◆ About this exercise ◆
Go through the entries one line at a time, and gather every line that has the word "Editor".

◆ Stored records ◆
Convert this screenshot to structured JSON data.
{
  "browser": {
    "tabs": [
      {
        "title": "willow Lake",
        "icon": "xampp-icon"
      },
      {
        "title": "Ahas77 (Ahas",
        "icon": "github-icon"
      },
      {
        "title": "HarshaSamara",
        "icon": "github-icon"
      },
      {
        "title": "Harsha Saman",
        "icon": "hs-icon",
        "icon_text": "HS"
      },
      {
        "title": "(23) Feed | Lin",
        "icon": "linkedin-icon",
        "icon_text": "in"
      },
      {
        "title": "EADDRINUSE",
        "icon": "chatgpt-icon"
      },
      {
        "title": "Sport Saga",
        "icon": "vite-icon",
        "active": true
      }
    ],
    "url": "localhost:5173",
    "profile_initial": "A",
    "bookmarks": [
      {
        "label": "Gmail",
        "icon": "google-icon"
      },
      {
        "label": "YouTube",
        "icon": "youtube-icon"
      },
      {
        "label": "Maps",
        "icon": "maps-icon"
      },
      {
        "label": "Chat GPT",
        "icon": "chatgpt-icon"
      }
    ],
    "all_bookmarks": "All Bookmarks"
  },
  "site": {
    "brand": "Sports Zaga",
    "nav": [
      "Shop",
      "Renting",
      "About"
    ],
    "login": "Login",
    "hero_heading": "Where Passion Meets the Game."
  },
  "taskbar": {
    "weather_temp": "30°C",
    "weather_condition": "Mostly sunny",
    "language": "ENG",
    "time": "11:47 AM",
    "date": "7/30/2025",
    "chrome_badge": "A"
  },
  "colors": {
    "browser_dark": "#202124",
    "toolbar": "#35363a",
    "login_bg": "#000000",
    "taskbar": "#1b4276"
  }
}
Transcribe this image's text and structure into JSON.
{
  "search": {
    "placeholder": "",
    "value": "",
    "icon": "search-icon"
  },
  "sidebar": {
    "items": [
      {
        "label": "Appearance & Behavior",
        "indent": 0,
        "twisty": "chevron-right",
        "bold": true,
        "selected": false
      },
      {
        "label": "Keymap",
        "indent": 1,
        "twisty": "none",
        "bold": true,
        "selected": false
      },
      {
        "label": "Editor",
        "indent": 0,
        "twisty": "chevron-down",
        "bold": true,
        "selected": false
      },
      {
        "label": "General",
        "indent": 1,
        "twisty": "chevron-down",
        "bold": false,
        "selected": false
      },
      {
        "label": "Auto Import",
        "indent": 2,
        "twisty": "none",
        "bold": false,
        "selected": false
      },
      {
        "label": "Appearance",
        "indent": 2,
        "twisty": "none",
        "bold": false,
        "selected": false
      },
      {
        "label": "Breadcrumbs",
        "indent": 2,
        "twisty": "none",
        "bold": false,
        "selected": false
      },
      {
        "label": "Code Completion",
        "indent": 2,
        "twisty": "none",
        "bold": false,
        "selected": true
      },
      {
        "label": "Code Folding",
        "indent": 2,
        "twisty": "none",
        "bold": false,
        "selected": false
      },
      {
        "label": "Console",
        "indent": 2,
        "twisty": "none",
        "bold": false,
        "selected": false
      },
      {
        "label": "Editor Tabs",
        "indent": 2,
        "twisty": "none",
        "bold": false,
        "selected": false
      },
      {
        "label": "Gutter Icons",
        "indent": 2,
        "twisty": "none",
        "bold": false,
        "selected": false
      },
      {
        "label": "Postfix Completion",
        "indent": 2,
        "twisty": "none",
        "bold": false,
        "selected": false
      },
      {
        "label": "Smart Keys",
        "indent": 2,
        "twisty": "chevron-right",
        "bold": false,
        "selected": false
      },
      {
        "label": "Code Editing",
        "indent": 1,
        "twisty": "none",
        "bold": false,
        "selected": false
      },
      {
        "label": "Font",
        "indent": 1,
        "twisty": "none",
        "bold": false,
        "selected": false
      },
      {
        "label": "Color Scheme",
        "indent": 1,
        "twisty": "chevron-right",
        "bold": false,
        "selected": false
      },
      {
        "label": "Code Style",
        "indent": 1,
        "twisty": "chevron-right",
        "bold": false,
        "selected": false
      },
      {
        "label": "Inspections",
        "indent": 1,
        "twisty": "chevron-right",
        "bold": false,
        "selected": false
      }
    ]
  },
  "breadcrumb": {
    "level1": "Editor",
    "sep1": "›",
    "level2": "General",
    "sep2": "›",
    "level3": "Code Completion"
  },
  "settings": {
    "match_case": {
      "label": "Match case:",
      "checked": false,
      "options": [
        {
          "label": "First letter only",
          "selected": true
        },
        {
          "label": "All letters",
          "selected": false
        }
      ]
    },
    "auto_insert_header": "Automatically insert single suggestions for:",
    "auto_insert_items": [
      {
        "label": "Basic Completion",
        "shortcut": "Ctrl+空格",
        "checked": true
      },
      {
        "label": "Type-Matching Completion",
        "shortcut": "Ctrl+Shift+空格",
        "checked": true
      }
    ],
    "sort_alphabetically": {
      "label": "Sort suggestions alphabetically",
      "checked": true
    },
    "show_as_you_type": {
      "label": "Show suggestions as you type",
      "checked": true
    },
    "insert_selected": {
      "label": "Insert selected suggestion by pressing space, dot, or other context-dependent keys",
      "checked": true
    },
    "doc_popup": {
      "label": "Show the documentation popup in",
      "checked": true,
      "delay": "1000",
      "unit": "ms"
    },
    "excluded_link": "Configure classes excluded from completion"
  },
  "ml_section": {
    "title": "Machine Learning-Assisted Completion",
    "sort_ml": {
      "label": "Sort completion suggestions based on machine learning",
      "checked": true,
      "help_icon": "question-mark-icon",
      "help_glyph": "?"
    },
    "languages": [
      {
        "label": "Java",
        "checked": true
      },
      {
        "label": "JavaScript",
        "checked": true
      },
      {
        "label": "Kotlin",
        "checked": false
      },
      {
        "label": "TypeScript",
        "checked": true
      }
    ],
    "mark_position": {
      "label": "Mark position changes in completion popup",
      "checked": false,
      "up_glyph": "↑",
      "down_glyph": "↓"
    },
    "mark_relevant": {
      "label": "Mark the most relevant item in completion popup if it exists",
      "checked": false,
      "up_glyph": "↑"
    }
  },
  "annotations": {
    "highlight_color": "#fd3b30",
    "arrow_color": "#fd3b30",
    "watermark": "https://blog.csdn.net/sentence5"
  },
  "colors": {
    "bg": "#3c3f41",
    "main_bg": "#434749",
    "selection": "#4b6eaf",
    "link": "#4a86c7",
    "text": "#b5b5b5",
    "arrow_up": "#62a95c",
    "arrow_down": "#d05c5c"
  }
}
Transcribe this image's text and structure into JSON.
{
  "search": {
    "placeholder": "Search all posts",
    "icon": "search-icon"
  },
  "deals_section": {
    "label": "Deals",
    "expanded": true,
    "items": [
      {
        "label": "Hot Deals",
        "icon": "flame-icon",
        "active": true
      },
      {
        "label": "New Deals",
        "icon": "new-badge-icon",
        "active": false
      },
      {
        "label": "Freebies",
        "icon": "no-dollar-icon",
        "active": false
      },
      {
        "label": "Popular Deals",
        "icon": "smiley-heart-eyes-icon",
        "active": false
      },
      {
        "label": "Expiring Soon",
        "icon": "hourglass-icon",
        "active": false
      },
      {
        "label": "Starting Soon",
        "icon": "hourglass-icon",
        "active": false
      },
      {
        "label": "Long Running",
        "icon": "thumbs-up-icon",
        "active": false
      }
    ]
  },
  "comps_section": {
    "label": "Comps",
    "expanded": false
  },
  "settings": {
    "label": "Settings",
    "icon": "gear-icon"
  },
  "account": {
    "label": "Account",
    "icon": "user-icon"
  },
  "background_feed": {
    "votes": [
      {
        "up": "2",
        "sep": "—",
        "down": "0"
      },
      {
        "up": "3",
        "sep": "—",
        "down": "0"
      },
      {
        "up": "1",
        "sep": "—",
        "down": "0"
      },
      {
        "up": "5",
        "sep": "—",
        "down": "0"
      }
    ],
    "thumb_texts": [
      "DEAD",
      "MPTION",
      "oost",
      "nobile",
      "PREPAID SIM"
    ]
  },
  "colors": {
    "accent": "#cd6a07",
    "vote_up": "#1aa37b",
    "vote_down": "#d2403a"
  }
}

◆ Exercise answer ◆
        "label": "Editor",
        "label": "Editor Tabs",
    "level1": "Editor",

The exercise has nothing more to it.